Or so we thought. Until Marguerite walked into Table on Ten with a Bobbit of severed phalluses, frozen, emasculated. She loves knotweed. Because she has mastered it.

If you can’t beat ’em, eat ’em.



Saturday May 7th, 12.30 at Table on Ten


Rain or shine, Table on Ten’s yard and Rails to Trails


Identify spring edibles and medicinals. Spring pot herbs, tonic plants, folk remedies, earthing and tree orienting. Plants covered include stinging nettles, wild ramps, wild garlic mustard, yellowdock, dandelion and burdock roots and (you guessed it) Japanese knotweed. Roots and shoots.

Later, while still in the field, experience Music of the Plants – melding art, science and technology to finely illuminate the hidden life of vegetation.

Followed by a wild food tasting, prepared by Marguerite: wild garlic mustard pesto, dandelion root french fries, dock chips.


To register: 607.437.1218 or

Starts at 12.30, ends around 4.  Arrive early as we walk at 12.30. Or get a sustaining lunch at Table on Ten before we go.

$20 per participant including walk, wild snacks, handouts, recipes

Inonotus Obliquus | Come Hunt the Sterile Conk

Dateline: late January, Table on Ten.

Quiet afternoon, waiting for the hot-water-and-lard pastry to cool whilst absentmindedly massaging each other’s scapulae with Thornton’s trotters. Received the following uplifting missive from our dear friend and collaborator Marguerite Uhlmann-Bower.

We’re off to hunt the wild Chaga. Pull on your Mucks, swaddle yourself in coyote and whittle your spear flinty keen.

You can't run, but you can hide
You can’t run, but you can hide

Good day, Everybody

Details for Birch and Chaga Workshop, Wednesday February 12th, Table on Ten

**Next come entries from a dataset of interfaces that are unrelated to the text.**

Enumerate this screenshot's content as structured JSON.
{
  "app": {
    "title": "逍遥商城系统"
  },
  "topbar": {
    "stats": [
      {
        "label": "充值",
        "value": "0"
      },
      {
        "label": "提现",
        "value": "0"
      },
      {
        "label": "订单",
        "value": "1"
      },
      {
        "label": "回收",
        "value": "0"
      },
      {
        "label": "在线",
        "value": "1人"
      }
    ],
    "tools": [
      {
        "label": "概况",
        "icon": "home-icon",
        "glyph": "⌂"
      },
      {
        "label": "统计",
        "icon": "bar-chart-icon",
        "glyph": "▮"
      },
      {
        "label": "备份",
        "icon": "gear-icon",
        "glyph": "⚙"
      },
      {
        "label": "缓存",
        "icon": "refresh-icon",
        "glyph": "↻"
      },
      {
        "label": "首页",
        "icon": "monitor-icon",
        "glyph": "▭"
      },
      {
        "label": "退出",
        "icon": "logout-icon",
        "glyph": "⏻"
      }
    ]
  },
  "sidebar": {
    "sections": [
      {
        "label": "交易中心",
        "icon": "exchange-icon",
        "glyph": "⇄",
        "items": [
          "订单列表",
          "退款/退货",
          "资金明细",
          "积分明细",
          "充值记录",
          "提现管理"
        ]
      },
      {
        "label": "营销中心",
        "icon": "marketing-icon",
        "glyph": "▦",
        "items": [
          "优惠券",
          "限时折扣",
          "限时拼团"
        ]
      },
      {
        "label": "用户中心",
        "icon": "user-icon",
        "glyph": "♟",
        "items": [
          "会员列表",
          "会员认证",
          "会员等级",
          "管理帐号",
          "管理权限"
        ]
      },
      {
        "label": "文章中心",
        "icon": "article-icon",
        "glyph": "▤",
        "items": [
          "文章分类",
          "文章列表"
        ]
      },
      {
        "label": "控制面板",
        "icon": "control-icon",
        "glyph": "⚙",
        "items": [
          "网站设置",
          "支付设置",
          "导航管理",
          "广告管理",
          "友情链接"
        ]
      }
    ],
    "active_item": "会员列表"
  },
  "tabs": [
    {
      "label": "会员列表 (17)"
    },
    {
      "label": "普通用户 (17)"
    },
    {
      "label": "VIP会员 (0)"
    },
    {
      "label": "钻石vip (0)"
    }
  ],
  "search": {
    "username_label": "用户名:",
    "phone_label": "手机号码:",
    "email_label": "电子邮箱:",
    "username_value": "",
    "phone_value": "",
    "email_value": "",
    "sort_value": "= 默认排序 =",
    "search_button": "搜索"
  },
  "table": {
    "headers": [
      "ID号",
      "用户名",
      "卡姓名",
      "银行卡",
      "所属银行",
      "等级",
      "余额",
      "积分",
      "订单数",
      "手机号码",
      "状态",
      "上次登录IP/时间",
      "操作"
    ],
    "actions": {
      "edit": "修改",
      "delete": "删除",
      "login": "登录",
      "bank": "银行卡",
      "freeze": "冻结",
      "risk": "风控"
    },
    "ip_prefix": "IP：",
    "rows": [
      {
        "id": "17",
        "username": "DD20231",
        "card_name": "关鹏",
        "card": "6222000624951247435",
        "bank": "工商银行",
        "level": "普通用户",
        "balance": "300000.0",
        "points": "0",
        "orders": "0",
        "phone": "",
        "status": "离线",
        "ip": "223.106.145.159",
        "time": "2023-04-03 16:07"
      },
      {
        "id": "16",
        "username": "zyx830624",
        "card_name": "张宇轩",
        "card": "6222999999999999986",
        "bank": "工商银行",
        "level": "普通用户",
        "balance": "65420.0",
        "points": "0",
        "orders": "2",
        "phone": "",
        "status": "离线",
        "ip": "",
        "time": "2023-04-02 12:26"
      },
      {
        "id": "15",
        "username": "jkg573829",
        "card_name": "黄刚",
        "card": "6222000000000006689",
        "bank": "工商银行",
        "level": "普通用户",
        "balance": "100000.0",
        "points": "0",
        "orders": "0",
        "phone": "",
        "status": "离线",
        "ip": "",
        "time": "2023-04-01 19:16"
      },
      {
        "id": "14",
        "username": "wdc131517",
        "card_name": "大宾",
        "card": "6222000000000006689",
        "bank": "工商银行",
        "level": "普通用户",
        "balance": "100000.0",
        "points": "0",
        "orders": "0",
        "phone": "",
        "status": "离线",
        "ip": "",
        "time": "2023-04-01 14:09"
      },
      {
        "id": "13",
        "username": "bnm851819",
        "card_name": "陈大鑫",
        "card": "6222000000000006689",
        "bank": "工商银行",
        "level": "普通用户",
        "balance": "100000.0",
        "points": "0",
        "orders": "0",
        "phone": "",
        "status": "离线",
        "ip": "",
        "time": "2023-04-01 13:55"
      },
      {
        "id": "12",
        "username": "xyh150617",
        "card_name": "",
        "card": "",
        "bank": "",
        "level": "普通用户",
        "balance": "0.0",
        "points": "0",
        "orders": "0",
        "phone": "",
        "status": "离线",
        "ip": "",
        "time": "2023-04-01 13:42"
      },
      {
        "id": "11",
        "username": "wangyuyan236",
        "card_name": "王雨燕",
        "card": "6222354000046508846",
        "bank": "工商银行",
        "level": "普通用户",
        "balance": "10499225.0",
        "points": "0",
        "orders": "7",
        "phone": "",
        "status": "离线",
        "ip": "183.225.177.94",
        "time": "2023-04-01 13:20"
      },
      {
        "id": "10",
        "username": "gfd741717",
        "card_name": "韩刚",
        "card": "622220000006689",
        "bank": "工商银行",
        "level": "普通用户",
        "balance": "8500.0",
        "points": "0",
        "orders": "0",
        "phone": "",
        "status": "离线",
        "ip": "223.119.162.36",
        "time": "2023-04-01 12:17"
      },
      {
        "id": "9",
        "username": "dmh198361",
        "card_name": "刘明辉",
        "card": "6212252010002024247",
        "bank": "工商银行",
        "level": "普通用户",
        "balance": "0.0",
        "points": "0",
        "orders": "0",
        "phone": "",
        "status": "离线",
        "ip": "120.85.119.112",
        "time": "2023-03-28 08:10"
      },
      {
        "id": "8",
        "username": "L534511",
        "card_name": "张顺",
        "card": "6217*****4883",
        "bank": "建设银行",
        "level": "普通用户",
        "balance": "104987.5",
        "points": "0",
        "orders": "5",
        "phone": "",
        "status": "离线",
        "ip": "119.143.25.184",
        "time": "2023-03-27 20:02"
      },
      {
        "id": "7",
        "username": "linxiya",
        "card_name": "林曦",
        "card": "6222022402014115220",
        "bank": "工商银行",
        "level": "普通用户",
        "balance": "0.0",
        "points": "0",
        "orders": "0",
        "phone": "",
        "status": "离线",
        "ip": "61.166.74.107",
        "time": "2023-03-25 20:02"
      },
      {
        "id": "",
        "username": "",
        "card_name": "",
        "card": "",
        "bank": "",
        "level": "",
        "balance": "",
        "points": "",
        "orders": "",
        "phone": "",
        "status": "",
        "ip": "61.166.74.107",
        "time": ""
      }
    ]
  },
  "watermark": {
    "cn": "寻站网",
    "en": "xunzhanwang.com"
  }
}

Class starts at Table on Ten with a short walk to greet the awakening, above ground parts of birch: it’s less than a 2 minute walk from the café. I anticipate the walk to be a total of 30 to 40 minutes. Bundle up. We’ll observe birch in all the in-between spaces, touch, smell and taste too, then harvest branches; Chaga mushroom often grows on birch (other trees too) if we don’t see any, I have a prime example a woodsman gave me as a show and tell piece.

When we return to Table on Ten, Inez will have hot Chaga tea. I’ll have Chaga muffins of some sort – gluten and dairy free to increase our metabolic body heat.

Hands-on: birch bark preparation into an oil extraction and a honey extraction to take home.  Oil, honey and jars will be provided. Talking points will be backed up with handouts.

Reminder: bring a sharp, non-serrated knife.

The last hour of class will involve a picture powerpoint on Chaga. Talking points: history of traditional use, I.D. specifics, current research; harvesting sustainably, preserving, drying, preparing into tea and foods; handouts will include recipes and resources.

Please pre-register as soon as possible.

Cancellation: if there’s an ice storm or heavy snow (10-12 inches or more) we’ll postpone to a March date.

Thank you, and we look forward to seeing you. 

Marguerite, Lauren & Kaela

At class completion you will have the skills and understanding

– to prepare birch bark oil and other tree bark oils
– knowledge about Chaga’s delicate sustainable needs
– how to prepare Chaga mushroom for your needs, sustainably

Cost per person: $25.00
Pre-register by Feb. 9th
Arrival Time: 11:30
Class begins at 12:00 pm
Pre-Register with Marguerite: or 607-437-1218